They treat matches and mismatches as a mixture model, with two distinct subgraphs of the FSTs. This allows them to have separate features as in a max entropy or discrete choice (DCA) model and unlike in a logistic regression-type approach where there are no outcome-specific features.
Section 5.1 provides a hint at the kinds of features they use to set the values for the various edit operations, like is a numerical character substituted for another numerical character. Curiously, there are no features for the actual characters being matched, just classes. Maybe they didn’t have enough data.
What I added that they didn’t have was a different normalization and features for the alignment position of local alignments (useful for modeling positional or polymer biases in reads).
(Tsuruoka, McNaught, Tsujii and Ananiadou 2007) introduced an approach to string similarity that was a straight-up logistic regression based on features extracted from the two strings. These features were things like n-grams.
This also sounds like a good idea. I’m guessing the error patterns would be dissimilar enough that the two classifies could be fruitfully combined.
The Tsuruoka model would be easy to implement in LingPipe. I had to do a custom implementation for my own model decoder and haven’t built the estimator yet.
Further Applications and Generalizations
I’d love to see something like this applied to the BioCreative III gene linkage task (and thank you, organizers for switching to camel case from seemingly random case). You’d have to generalize somewhat, because you’re matching against a whole set of known aliases for a gene. The discriminative training would be a huge help to sort out common phrases, the importance of numbers, the correspondence of Greek and Latin characters, etc.
McCallum et al. only had a chance to scratch the surface of the feature space that might be useful for this and related problems.

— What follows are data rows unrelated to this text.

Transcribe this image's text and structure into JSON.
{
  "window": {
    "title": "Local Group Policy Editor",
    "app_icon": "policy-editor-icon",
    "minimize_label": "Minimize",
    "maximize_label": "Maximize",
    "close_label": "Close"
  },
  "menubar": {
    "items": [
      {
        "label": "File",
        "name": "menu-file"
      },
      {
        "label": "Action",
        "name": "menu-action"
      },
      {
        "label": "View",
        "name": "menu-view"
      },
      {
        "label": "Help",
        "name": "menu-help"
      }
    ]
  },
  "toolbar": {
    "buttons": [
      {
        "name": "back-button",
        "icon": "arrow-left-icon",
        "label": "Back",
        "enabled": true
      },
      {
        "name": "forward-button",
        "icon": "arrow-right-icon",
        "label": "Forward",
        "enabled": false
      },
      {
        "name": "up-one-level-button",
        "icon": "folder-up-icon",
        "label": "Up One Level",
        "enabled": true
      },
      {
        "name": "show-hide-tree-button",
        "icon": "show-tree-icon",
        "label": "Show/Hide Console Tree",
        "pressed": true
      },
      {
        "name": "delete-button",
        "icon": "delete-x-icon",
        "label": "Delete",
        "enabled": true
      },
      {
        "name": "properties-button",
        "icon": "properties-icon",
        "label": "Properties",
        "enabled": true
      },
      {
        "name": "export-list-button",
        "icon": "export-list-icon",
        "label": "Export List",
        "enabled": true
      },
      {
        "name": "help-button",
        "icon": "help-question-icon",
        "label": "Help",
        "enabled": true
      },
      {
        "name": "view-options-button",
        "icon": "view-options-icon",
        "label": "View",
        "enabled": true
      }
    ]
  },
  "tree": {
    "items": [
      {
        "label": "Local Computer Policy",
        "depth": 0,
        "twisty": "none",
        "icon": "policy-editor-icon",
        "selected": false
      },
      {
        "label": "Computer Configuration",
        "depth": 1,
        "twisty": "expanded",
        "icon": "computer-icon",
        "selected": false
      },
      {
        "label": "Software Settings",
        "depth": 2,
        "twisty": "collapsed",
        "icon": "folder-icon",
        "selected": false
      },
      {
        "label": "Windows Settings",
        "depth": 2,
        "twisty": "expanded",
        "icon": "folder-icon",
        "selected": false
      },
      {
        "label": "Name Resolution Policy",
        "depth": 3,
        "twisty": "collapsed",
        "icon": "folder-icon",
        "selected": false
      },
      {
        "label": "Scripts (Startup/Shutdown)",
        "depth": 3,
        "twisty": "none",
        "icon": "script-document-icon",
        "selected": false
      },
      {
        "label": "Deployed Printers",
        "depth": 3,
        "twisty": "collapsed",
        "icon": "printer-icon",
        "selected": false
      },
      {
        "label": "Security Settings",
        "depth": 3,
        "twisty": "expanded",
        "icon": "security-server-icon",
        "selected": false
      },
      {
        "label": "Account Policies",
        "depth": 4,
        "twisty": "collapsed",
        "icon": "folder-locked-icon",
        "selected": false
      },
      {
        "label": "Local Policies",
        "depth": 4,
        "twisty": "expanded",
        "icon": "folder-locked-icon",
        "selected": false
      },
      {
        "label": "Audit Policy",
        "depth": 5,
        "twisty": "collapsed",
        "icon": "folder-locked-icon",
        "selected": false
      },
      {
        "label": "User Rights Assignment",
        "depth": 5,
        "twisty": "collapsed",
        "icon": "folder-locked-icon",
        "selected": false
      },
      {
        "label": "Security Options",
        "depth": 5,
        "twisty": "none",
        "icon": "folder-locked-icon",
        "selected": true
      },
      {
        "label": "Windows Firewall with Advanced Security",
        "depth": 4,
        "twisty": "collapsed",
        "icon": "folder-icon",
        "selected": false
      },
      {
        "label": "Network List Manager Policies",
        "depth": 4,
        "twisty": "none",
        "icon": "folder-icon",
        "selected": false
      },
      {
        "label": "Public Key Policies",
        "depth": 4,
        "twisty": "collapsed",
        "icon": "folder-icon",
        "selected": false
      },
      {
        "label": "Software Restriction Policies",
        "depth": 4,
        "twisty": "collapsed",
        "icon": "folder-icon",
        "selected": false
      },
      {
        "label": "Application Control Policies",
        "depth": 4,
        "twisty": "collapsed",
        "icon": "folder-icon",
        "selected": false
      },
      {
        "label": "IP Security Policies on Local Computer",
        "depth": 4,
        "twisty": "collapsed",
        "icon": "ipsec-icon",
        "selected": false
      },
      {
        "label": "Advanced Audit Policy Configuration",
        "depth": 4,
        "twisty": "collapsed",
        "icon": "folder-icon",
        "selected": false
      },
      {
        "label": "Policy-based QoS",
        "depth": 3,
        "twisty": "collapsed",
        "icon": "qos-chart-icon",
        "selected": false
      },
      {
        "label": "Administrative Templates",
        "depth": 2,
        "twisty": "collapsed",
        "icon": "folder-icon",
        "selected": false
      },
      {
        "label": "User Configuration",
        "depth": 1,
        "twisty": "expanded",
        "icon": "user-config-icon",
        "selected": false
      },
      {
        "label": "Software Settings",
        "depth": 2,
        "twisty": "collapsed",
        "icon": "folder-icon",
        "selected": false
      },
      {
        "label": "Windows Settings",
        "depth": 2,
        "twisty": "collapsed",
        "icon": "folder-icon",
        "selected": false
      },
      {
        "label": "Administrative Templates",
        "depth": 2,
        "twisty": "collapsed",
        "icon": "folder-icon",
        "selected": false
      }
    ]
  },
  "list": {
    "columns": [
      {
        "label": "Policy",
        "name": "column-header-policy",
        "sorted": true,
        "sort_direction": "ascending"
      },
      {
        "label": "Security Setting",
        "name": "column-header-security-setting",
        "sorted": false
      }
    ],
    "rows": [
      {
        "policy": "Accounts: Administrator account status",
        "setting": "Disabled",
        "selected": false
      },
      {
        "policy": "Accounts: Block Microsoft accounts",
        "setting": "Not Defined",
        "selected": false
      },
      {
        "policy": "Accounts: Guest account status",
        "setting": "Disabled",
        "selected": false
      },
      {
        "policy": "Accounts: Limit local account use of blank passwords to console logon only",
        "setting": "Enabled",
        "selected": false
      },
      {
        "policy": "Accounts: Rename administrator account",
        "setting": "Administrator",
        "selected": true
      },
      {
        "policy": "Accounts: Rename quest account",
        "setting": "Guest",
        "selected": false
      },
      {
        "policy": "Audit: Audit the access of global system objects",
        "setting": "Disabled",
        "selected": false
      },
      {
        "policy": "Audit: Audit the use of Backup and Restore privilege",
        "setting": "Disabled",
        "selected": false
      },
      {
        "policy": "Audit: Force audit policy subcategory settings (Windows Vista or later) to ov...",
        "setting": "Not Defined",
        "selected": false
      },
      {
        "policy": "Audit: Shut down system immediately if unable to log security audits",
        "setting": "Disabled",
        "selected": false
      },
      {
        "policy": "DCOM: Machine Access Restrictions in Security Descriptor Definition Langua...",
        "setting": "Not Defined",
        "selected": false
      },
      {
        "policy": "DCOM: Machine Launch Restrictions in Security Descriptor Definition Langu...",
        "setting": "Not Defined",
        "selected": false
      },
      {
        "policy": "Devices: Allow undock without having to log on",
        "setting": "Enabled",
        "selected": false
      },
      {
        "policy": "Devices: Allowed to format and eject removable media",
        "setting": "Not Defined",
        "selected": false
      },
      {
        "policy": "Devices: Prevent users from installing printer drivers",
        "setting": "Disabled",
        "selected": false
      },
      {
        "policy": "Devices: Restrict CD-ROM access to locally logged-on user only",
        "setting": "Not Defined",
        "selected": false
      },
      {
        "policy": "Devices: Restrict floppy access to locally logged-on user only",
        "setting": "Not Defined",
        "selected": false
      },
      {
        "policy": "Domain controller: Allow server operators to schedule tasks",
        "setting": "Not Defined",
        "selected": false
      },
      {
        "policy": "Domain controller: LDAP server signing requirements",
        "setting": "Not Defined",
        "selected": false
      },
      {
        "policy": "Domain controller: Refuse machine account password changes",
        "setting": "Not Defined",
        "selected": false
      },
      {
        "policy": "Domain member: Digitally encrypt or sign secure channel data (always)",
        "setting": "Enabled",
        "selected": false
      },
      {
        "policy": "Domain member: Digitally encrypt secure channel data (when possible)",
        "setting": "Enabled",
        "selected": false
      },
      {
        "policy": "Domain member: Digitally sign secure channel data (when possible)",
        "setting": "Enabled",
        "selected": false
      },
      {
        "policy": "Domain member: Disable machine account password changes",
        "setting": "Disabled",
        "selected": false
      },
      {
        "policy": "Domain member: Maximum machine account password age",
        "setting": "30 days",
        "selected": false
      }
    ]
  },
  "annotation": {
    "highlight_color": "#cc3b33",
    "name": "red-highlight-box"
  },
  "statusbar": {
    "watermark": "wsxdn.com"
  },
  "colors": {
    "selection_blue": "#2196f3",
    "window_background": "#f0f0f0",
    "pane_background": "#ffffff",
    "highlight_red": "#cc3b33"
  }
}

I’m surprised now that I haven’t seen more work building on this.
It’d also be easy to take any of the pair HMM applications to things like phonology or morphology that are out there.